__What to work on__:
Go through the records below line by line and report how many lines include "timestamp", giving the number only.

Data section start

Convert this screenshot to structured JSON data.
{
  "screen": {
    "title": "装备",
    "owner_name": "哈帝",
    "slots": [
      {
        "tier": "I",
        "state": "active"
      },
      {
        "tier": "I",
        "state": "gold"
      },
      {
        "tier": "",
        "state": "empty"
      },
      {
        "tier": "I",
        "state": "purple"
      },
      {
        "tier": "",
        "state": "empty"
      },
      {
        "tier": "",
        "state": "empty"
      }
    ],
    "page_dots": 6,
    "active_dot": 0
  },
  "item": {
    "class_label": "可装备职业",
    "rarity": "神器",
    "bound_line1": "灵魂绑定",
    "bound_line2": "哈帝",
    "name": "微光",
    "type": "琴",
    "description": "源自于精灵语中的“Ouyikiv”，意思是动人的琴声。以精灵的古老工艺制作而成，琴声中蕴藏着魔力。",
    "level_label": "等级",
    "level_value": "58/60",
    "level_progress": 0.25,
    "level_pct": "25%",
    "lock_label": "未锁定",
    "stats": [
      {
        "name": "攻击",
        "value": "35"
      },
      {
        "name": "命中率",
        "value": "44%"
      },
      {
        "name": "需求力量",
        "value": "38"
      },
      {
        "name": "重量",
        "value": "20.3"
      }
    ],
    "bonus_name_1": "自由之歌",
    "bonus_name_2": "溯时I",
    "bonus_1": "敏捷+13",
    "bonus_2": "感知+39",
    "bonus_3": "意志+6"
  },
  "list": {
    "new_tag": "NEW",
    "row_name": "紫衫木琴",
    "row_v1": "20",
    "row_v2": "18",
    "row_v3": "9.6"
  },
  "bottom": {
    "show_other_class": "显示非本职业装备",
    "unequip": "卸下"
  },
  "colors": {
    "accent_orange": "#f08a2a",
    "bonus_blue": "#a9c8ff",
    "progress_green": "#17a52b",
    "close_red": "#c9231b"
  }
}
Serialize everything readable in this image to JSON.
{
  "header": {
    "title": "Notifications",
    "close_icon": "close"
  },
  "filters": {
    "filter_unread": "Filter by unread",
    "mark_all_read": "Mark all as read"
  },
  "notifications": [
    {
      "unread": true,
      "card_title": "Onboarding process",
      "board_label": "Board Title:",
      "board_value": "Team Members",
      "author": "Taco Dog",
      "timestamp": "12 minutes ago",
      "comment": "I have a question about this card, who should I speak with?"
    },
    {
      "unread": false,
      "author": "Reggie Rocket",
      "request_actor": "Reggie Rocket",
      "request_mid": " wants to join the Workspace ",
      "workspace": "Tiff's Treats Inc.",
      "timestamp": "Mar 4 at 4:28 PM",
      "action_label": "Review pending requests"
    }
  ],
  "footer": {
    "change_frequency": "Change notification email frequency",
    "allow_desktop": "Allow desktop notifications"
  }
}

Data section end

__Written solution__:
2